But iNaturalist.org is more than just a fun addendum to outdoors recreation. By digitizing, collating, and distributing the observational data and natural history expertise of all kinds of naturalists, iNaturalist.org can serve several social, environmental, and scientific purposes. It also presents novel research opportunities in public participation in science, community-oriented geographic information systems (GIS), and biodiversity informatics.
Recent advances in satellite remote sensing and sensor web technology stand to greatly expand our capacity for monitoring changing conditions in the environment. However, these systems can be difficult and/or expensive to deploy and maintain, and remain restricted in their observational capacity by the limits of engineering. Recreational naturalists, on the other hand, represent a largely untapped source of monitoring capability, one that can record contextual and ephemeral data on both environmental and human factors. Since naturalists are constantly observing, iNaturalist serves as a persistent and nearly real-time source of data over a spatial scale limited only by the range of active users.

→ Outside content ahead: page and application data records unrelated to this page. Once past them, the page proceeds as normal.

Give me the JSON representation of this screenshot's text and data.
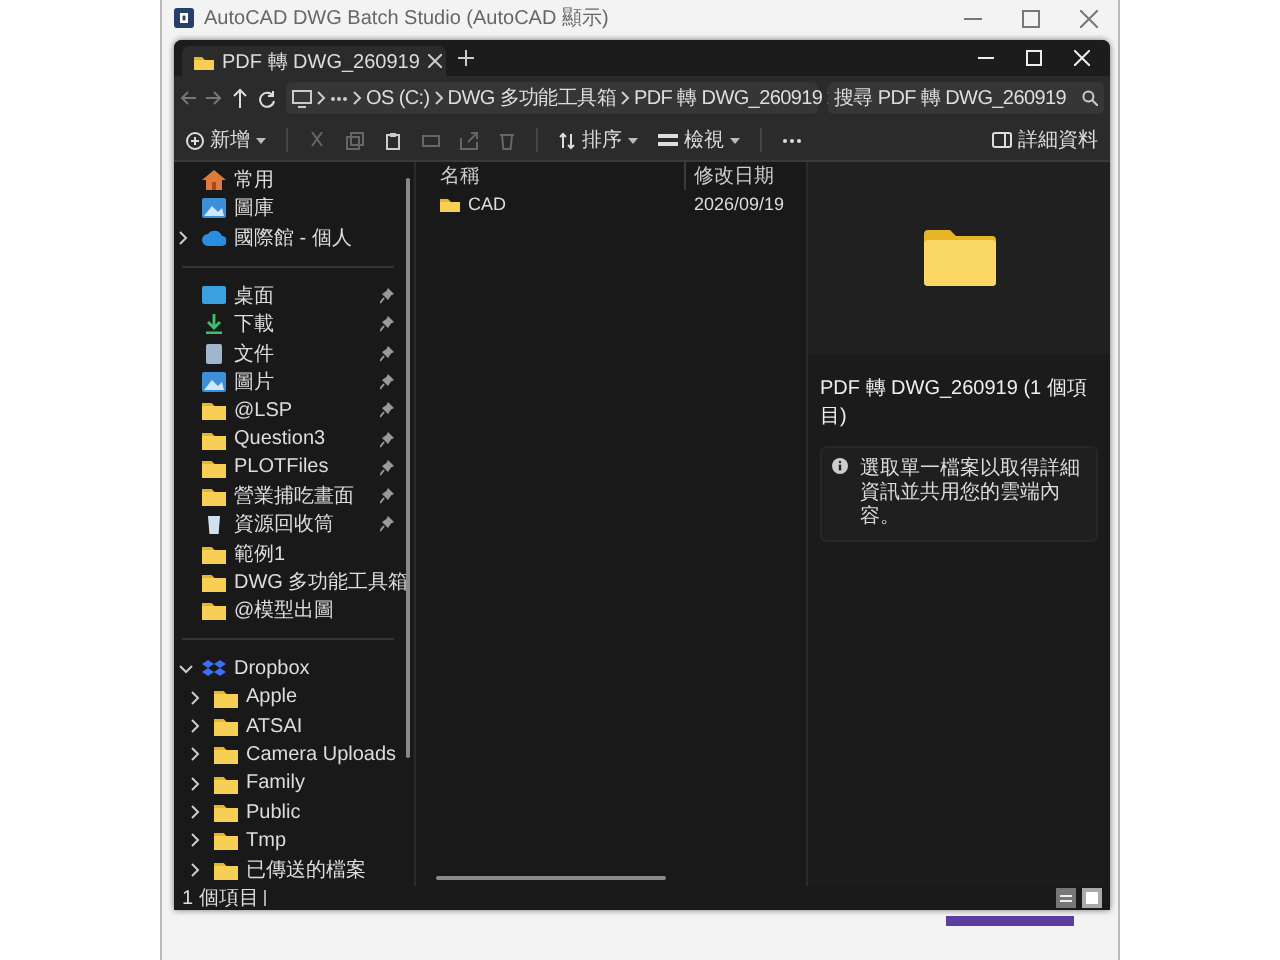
{
  "app_window": {
    "title": "AutoCAD DWG Batch Studio (AutoCAD 顯示)"
  },
  "explorer": {
    "tabs": [
      {
        "label": "PDF 轉 DWG_260919",
        "selected": true
      }
    ],
    "address": {
      "crumbs": [
        "OS (C:)",
        "DWG 多功能工具箱",
        "PDF 轉 DWG_260919"
      ],
      "search": {
        "placeholder": "搜尋 PDF 轉 DWG_260919"
      }
    },
    "toolbar": {
      "new": "新增",
      "sort": "排序",
      "view": "檢視",
      "details": "詳細資料"
    },
    "sidebar": {
      "sections": [
        {
          "items": [
            {
              "label": "常用",
              "kind": "home"
            },
            {
              "label": "圖庫",
              "kind": "gallery"
            },
            {
              "label": "國際館 - 個人",
              "kind": "cloud",
              "expanded": false
            }
          ]
        },
        {
          "items": [
            {
              "label": "桌面",
              "kind": "desktop",
              "pinned": true
            },
            {
              "label": "下載",
              "kind": "download",
              "pinned": true
            },
            {
              "label": "文件",
              "kind": "document",
              "pinned": true
            },
            {
              "label": "圖片",
              "kind": "picture",
              "pinned": true
            },
            {
              "label": "@LSP",
              "kind": "folder",
              "pinned": true
            },
            {
              "label": "Question3",
              "kind": "folder",
              "pinned": true
            },
            {
              "label": "PLOTFiles",
              "kind": "folder",
              "pinned": true
            },
            {
              "label": "營業捕吃畫面",
              "kind": "folder",
              "pinned": true
            },
            {
              "label": "資源回收筒",
              "kind": "recycle",
              "pinned": true
            },
            {
              "label": "範例1",
              "kind": "folder",
              "pinned": false
            },
            {
              "label": "DWG 多功能工具箱",
              "kind": "folder",
              "pinned": false
            },
            {
              "label": "@模型出圖",
              "kind": "folder",
              "pinned": false
            }
          ]
        },
        {
          "items": [
            {
              "label": "Dropbox",
              "kind": "dropbox",
              "expanded": true,
              "children": [
                {
                  "label": "Apple",
                  "kind": "folder",
                  "expanded": false
                },
                {
                  "label": "ATSAI",
                  "kind": "folder",
                  "expanded": false
                },
                {
                  "label": "Camera Uploads",
                  "kind": "folder",
                  "expanded": false
                },
                {
                  "label": "Family",
                  "kind": "folder",
                  "expanded": false
                },
                {
                  "label": "Public",
                  "kind": "folder",
                  "expanded": false
                },
                {
                  "label": "Tmp",
                  "kind": "folder",
                  "expanded": false
                },
                {
                  "label": "已傳送的檔案",
                  "kind": "folder",
                  "expanded": false
                }
              ]
            }
          ]
        }
      ]
    },
    "file_list": {
      "columns": [
        "名稱",
        "修改日期"
      ],
      "rows": [
        {
          "name": "CAD",
          "modified": "2026/09/19",
          "selected": false
        }
      ]
    },
    "preview": {
      "title": "PDF 轉 DWG_260919 (1 個項目)",
      "info": "選取單一檔案以取得詳細資訊並共用您的雲端內容。"
    },
    "status_bar": {
      "count": "1 個項目"
    }
  }
}
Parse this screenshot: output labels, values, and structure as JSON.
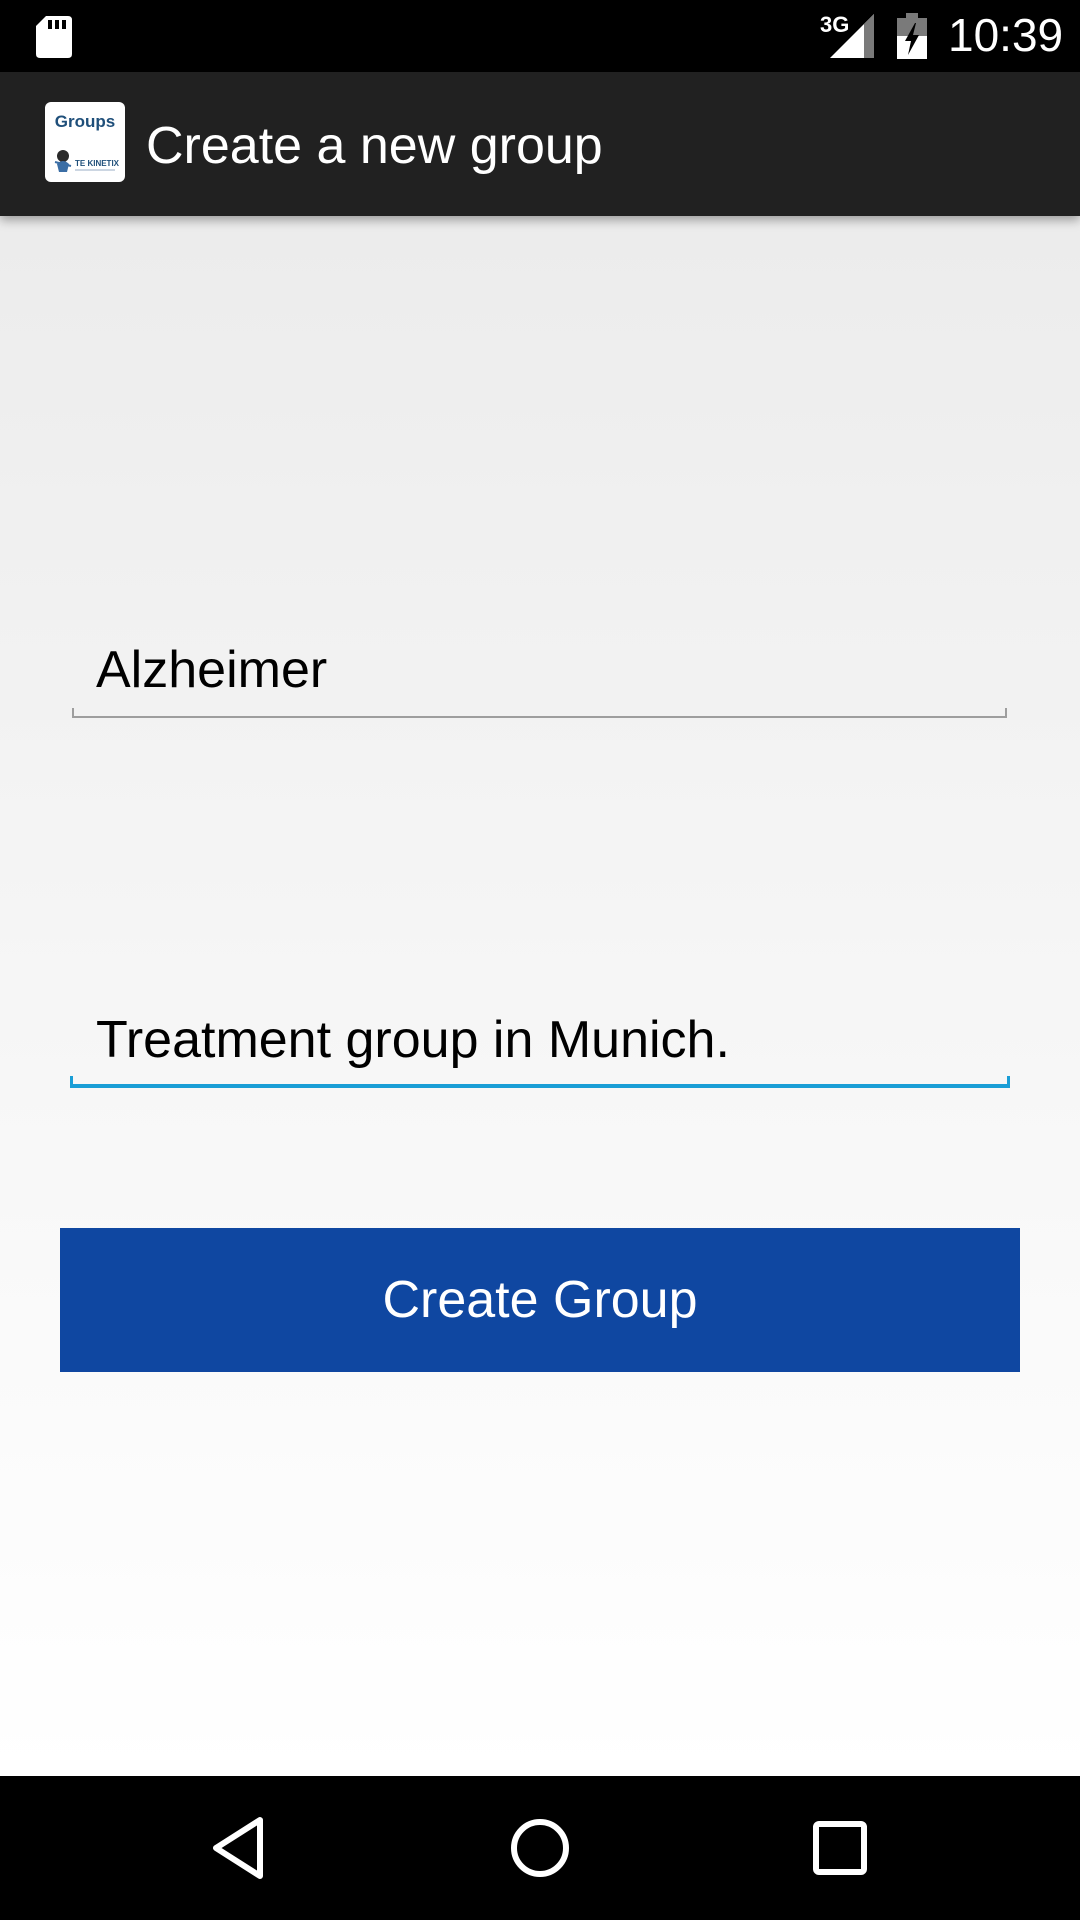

As common devices like cell phones and cameras become more location aware, they will be able to feed more biodiversity data into resources like iNaturalist where they can be shared immediately with enthusiasts and researchers. This continuous and near real-time data feed presents a unique opportunity to study species distribution in unprecedented ways. From inferring the impact of environmental changes on local species to global trends in population diversity, iNaturalist has the opportunity to not only reveal information about local environments to its users but to also act as a rich resource for biodiversity researchers and thus have a lasting impact on the planet.
Nate comes from a background in biochemistry and informatics. He received his undergraduate degree from Clark University in biochemistry before receiving a masters degree from U.C. Berkeley’s School of Information. Nate currently lives in the Bay Area and is a User Interface Engineer at Splunk, Inc.
Ken-ichi Ueda is a naturalist, programmer, amateur designer, and informaticist at large. He holds a bachelors in biology from Williams College, and a master’s degree at the UC Berkeley School of Information. His favorite programming language is, obviously, Python.